You’ll probably notice that logos are positioned at the upper left corner of the page most of the time. On the other side, there is a section with choices to sign up or sign in. Then, once guests have made their way to the center of the room, they are prompted to look at various things. In most cases, the end points ask for a call to action (CTA) for additional action.
By utilizing these neurological inclinations and scanning patterns to your advantage, you will not only be able to encourage people to investigate your platform, but you will also be able to efficiently direct the users’ unconscious decision-making process toward a conversion and move them further down the sales funnel.
As a marketer that is motivated by data, you should be aware that you have access to a wide variety of tools that may help you identify the unique viewing habits on your website.
These include software solutions for eye tracking, recording user behavior, heat maps (which display interaction with moving and dynamic components as opposed to merely snapshots), click maps, scroll maps, and funnel visualizations. Eye tracking is a technique that monitors and records the movements of the user’s eyes.
2. Experiment with White Space
In the context of visual hierarchy, white space is likely the element of design that is given the least amount of consideration.

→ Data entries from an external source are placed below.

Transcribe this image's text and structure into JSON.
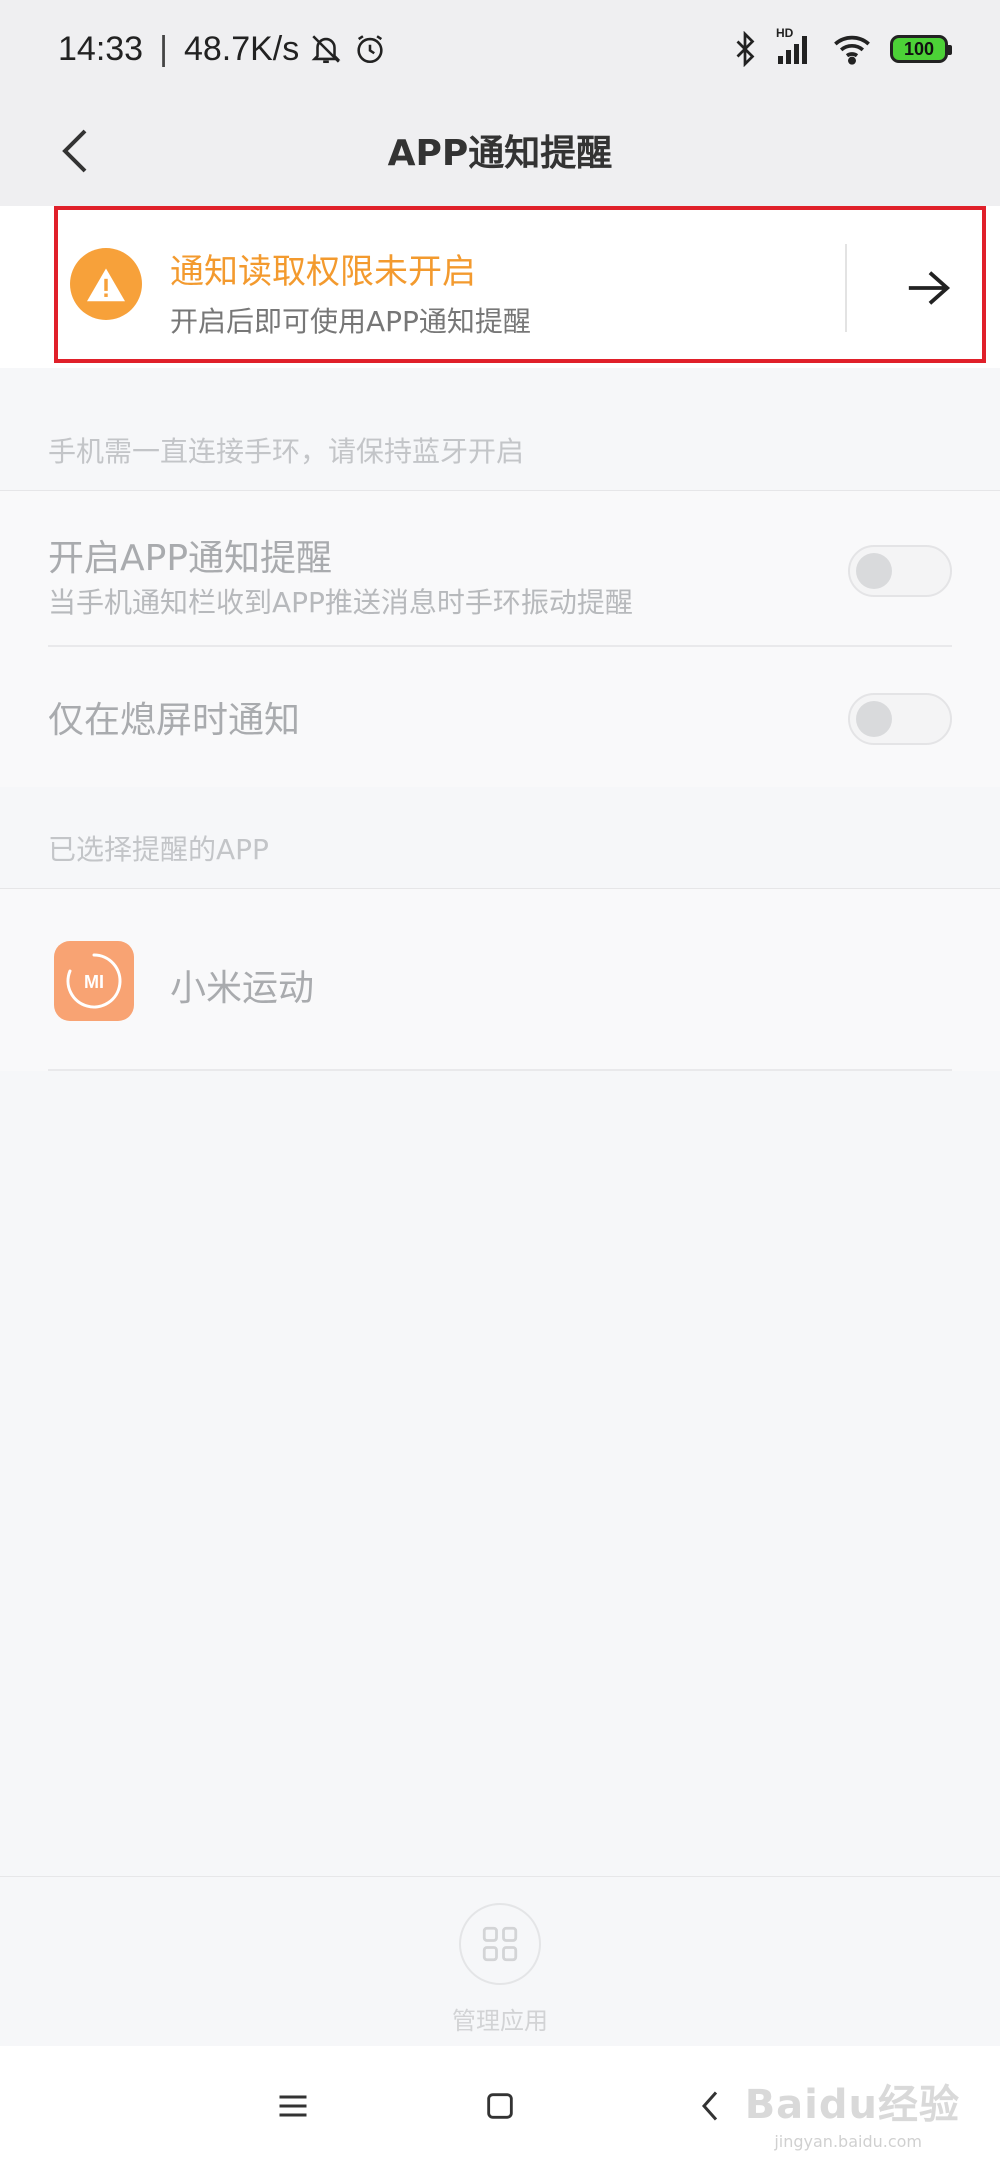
{
  "status_bar": {
    "time": "14:33",
    "speed": "48.7K/s",
    "signal_label": "HD",
    "battery": "100"
  },
  "header": {
    "title": "APP通知提醒"
  },
  "permission_alert": {
    "title": "通知读取权限未开启",
    "subtitle": "开启后即可使用APP通知提醒"
  },
  "hint": "手机需一直连接手环，请保持蓝牙开启",
  "settings": [
    {
      "title": "开启APP通知提醒",
      "subtitle": "当手机通知栏收到APP推送消息时手环振动提醒",
      "enabled": false
    },
    {
      "title": "仅在熄屏时通知",
      "enabled": false
    }
  ],
  "selected_section_label": "已选择提醒的APP",
  "selected_apps": [
    {
      "name": "小米运动",
      "icon_text": "MI"
    }
  ],
  "bottom": {
    "manage_label": "管理应用"
  },
  "watermark": {
    "text": "Baidu经验",
    "sub": "jingyan.baidu.com"
  },
  "colors": {
    "accent_orange": "#f39a2e",
    "highlight_red": "#e0202a",
    "app_icon": "#f8a373"
  }
}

Believe it or not, the use of white space has its own distinct aesthetic importance in the design of websites for online stores. The fundamental principle is that an element will garner more attention if there is a greater amount of white space surrounding it.
In terms of the influence on the nervous system, there are a lot of positive aspects to putting this idea into practice strategically…
White Space Improves Focus
It can’t be denied that today’s users of the internet have a high sense of urgency when they peruse stuff on the online. In web design, keeping things as simple as possible is a tremendous asset.
The unconscious mind process, also known as System One, is characterized by its tendency toward impulsivity, formative thinking, and intuitive guidance. In contrast, the conscious thought process, also known as System Two, is characterized by its tendency toward sluggish and analytical thinking.
Because we only have a few seconds to capture the attention of website visitors, making effective use of white space is an excellent approach to swiftly draw their attention to crucial parts of the page. This may take the form of headlines, graphics, call-to-action (CTA) buttons, or links to information of value.
Apple breaks up the flow of their product pages with strategically placed whitespace, which appeals to both the conscious and unconscious brain processes by distinctly dividing the informative (Learn More) and transactional (Buy) pathways:
White Space Creates Balance
The success of your website’s flow depends greatly on your ability to strike a fluid balance between the readability and usefulness of its many components. Experimentation could be required in order to find the optimal proportion of informational content to blank space on a page. Keep in mind that readers may interpret an excessive amount of white space as an absence of information and substance, whilst an insufficient amount may appear unorganized to them.
Sony is a wonderful example of how to effectively use white space in the arrangement of something:
When customers come on an e-commerce site, their first priority is to see the core of the product or service being offered as soon as feasible. The navigational maps that Sony creates for its customers take advantage of size and white space to point consumers in the direction of the items of their choosing. You’ll notice that there is never an excessive amount of information at any stage, and the process of digging down into categories is straightforward and easy to understand.
Consider the white space on your website to be the mortar that binds the entire visual structure of your site together. At the end of the day, its principal function is to accommodate the limits of human memory and attention in order to provide a seamless user experience flow.